[Start of Attachment]

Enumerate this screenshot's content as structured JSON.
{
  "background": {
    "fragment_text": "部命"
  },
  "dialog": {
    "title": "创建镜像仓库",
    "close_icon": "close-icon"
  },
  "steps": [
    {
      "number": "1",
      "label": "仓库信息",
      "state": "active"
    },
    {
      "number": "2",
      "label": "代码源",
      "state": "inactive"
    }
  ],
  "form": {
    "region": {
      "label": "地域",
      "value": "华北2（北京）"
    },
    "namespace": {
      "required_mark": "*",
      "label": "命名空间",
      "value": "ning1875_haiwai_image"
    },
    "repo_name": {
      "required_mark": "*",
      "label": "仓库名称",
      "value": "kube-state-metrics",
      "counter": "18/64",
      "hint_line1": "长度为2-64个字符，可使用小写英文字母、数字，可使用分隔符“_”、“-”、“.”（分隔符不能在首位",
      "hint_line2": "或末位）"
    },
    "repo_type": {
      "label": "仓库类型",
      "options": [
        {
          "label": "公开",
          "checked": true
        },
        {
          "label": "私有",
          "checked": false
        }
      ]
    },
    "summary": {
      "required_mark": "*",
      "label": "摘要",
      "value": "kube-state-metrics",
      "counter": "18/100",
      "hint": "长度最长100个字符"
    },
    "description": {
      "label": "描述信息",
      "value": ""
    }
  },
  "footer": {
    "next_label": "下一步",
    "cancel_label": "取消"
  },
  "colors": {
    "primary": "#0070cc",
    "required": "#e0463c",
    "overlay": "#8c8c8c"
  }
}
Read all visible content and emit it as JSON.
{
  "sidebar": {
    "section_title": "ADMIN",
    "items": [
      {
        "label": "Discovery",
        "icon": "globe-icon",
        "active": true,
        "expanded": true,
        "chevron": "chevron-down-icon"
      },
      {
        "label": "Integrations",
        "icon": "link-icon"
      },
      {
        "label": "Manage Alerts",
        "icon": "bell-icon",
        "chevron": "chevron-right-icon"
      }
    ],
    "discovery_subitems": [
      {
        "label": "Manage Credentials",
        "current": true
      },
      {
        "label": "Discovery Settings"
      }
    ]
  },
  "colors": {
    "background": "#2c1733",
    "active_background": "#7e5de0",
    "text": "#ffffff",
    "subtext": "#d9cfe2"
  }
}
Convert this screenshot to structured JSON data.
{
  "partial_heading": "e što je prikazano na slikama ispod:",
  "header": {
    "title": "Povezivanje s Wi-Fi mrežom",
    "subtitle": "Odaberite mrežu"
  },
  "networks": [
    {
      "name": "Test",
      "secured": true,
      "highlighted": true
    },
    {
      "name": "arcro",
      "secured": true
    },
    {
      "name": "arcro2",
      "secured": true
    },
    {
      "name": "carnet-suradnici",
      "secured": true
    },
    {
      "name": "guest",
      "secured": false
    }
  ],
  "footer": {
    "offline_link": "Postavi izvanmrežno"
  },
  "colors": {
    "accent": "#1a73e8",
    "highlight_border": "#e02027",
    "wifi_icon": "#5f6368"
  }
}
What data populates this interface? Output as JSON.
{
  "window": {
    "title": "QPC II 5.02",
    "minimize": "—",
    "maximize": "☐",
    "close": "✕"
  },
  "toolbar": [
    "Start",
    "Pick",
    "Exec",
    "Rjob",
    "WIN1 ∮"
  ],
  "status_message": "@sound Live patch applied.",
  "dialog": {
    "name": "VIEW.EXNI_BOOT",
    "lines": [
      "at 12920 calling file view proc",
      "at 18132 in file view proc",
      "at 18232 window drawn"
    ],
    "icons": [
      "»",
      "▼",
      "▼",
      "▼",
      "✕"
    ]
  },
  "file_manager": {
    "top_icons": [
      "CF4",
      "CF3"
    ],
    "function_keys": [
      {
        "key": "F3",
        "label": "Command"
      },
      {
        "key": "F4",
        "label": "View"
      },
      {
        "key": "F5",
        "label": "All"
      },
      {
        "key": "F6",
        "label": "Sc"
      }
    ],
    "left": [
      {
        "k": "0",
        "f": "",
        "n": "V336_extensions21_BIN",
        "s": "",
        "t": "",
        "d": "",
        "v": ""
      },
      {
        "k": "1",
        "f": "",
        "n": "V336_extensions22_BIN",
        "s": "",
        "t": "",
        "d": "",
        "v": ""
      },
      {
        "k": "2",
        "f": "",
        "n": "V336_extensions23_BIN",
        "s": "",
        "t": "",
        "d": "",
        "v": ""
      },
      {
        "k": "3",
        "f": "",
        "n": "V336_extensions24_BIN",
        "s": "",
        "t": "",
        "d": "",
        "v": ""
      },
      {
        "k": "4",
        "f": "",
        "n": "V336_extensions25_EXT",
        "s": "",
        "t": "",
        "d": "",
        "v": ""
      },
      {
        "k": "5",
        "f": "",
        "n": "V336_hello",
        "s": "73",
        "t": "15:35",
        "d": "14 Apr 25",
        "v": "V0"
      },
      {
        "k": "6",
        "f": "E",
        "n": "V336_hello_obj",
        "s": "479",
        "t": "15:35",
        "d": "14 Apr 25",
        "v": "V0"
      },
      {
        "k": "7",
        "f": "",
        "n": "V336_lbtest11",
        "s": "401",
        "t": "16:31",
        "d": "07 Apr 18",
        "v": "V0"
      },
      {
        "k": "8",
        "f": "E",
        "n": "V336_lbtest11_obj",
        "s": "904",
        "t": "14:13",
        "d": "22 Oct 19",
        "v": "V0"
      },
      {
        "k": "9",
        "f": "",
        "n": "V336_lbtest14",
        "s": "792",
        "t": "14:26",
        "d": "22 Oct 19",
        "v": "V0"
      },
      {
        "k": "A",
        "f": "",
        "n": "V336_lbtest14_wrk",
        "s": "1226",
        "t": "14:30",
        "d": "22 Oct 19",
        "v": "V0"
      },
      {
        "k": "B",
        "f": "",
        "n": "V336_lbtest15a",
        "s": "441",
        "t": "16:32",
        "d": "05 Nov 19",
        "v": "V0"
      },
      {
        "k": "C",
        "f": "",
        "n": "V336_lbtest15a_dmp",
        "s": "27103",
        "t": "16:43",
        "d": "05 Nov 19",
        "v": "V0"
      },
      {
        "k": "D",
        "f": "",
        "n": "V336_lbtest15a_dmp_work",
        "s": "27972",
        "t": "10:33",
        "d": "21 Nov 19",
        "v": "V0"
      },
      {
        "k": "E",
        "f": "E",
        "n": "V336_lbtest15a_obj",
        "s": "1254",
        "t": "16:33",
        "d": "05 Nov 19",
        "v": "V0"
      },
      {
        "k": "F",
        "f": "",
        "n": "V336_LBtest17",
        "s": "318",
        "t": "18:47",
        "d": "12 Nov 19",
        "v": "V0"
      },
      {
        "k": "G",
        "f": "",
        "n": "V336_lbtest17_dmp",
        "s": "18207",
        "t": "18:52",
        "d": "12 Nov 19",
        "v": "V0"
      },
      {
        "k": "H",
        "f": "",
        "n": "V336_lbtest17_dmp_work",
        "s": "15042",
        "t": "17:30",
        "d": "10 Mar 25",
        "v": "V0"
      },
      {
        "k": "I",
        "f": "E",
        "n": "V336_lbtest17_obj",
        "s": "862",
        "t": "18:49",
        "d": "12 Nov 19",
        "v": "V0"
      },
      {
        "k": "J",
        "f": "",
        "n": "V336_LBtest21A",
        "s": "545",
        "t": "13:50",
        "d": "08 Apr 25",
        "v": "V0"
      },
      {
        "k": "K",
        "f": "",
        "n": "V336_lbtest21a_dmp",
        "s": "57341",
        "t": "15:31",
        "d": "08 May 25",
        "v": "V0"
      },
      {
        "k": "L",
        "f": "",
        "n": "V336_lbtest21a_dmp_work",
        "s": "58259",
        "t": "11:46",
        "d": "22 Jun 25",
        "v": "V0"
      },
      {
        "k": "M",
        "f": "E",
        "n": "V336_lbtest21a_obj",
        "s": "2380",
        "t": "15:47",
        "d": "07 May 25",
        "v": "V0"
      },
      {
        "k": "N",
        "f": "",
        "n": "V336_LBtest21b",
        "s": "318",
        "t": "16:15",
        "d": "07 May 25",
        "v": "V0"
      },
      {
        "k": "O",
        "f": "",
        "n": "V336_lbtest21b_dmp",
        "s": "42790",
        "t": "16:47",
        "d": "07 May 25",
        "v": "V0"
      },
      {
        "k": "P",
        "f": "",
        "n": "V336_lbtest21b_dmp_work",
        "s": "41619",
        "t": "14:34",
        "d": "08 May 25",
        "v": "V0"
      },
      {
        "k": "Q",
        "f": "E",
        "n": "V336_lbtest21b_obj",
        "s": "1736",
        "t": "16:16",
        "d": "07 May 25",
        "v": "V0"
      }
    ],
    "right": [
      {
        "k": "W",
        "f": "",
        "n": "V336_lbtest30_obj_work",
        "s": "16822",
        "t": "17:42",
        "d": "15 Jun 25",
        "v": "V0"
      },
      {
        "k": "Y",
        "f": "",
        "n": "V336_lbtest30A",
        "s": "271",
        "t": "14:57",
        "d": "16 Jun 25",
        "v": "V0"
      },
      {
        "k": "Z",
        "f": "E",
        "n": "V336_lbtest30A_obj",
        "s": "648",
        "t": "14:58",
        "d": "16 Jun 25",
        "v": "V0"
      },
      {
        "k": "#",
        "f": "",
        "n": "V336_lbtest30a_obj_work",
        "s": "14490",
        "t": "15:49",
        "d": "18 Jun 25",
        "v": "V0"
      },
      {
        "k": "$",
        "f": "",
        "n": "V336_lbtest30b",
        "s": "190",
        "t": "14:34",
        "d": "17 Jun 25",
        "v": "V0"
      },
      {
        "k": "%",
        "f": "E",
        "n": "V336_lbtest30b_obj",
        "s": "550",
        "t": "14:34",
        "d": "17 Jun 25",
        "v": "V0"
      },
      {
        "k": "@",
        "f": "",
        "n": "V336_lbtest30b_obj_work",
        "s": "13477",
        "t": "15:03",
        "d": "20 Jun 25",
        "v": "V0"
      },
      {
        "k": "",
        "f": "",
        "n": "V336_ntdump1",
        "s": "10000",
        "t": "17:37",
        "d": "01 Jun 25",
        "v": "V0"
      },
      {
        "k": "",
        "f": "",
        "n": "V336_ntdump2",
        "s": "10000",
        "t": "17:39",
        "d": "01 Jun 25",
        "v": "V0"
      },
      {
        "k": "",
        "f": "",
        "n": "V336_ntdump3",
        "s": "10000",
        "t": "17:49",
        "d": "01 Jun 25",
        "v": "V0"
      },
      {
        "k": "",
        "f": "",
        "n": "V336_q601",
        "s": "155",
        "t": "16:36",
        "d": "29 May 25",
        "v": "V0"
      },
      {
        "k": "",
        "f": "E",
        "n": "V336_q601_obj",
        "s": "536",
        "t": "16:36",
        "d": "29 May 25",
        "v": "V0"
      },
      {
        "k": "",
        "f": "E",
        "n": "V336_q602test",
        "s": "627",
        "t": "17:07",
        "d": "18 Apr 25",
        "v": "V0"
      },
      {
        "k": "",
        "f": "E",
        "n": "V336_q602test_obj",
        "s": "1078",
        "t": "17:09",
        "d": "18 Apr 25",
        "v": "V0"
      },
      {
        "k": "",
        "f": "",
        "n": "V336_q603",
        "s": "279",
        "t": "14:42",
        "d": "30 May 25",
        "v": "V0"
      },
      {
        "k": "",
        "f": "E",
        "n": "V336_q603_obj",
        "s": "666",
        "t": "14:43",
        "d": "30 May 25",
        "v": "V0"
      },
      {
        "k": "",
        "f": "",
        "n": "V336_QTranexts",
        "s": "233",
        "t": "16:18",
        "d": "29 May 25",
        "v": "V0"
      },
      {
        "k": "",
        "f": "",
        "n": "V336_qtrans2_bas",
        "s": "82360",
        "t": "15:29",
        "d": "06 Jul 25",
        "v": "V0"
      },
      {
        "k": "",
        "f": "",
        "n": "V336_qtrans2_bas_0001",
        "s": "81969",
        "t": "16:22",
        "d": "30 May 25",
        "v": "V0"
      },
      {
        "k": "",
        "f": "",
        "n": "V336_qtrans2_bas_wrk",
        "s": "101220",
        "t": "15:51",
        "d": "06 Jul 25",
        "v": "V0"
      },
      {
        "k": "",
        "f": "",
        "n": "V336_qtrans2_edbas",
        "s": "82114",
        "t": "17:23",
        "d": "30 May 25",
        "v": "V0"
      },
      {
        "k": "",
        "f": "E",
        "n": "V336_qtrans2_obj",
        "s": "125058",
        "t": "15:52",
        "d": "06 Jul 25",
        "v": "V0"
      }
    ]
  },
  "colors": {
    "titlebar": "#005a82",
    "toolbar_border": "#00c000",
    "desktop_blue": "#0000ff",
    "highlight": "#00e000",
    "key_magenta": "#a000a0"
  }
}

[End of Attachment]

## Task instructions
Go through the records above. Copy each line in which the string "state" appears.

## Solution for this exercise
      "state": "active"
      "state": "inactive"
      "value": "kube-state-metrics",
      "value": "kube-state-metrics",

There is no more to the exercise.